I do not feel that your post (or your opinion on the subject) is offensive in any way! I guess because of what happened to us, though, I'm a little less likely to give a definitive opinion on the subject. I know that my husband and I are resourceful, hard working, and....proud, so we would rather chew off an arm than to have to accept government assistance, but I also know that I'd do it in a heartbeat if it were the difference between letting my kids go hungry and swallowing my pride to apply for food stamps.

Susanna's picture

Susanna wrote:

Fri, 04/13/2012 - 18:06 Comment #: 6

The Duggars having all those kids doesn't bother me much - I do feel they're isolated and protected from a lot and are pretty much going to be forced to live that kind of life for themselves as well as the older kids practically raising the younger ones but they seem to love their family and the kids seem happy for the most part.
Jon and Kate - I think they may have started ok but she went whacky I think and I feel for the kids but none so much as they octomom - she's beyond ridiculous IMO - probably all those kids will have learning disabilities and medical issues nto to mention I think she's plain crazy and unfit as a mother.

Christa Palm's picture

Christa Palm wrote:

Fri, 04/13/2012 - 23:38 Comment #: 7

Michelle, I think everyone has debt! I have debt myself, and I have a complicated pregnancy as well (with the whole 7 ultrasound thing...yuck!). I knew this would be the case going into this (what with my pre-existing condition), but know that others run into complications and that even happy surprises can be expensive. Glad to hear your daughter was delivered fine and doing well!

I definitely feel that financial responsibility and debt are not exclusive. Usually, we need to take on debt to get ahead. Debt is definitely not the issue that got me going. It's planning to keep having kids when public assistance is a must. (When I read over the post, this wasn't clear, and this is what made me cringe and add the comment that helped you feel comfortable commenting -- maybe I should add a disclaimer in the article?).

In any case, Michelle, I agree: in times of need, I would never deny my kids access to public assistance food, no matter how proud I was -- assistance is there for times of need, and I wouldn't hesitate to apply if that was the case!

Christa Palm's picture

Christa Palm wrote:

Fri, 04/13/2012 - 23:42 Comment #: 8

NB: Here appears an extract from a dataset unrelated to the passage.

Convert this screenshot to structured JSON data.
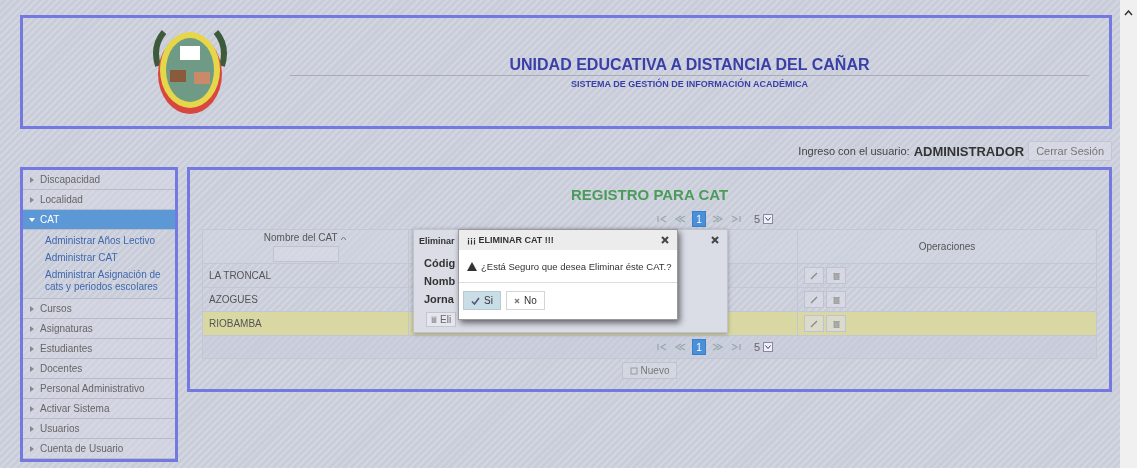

Susanna, I agree that the Duggars are responsible and that their choice to have 19 kids is great...for them! I can't imagine having that many children -- four would be my absolute limit if somehow it came to that!

I kind of feel bad for Kate that things fell apart so much after all the fame and change, but I'm in the same boat as you with Octomom -- how unfortunate for her children!

Money Infographics's picture

Money Infographics wrote:

Mon, 04/16/2012 - 21:09 Comment #: 9

Personally I think 2 is plenty!

Christa Palm's picture

Christa Palm wrote:

Mon, 04/16/2012 - 21:35 Comment #: 10

Money Infographics, two is a good number, but I can see how it could be fun to have a large family!

Family Planning: Our Social Obligations | MomVesting's picture

Family Planning: Our Social Obligations | MomVesting wrote:

Mon, 07/30/2012 - 11:15 Comment #: 11

[...] while back, I wrote an opinion article "Counting Children: How Many is Too Many?" In it, I discussed reality stars who are having large numbers of children. Some responsibly, some [...]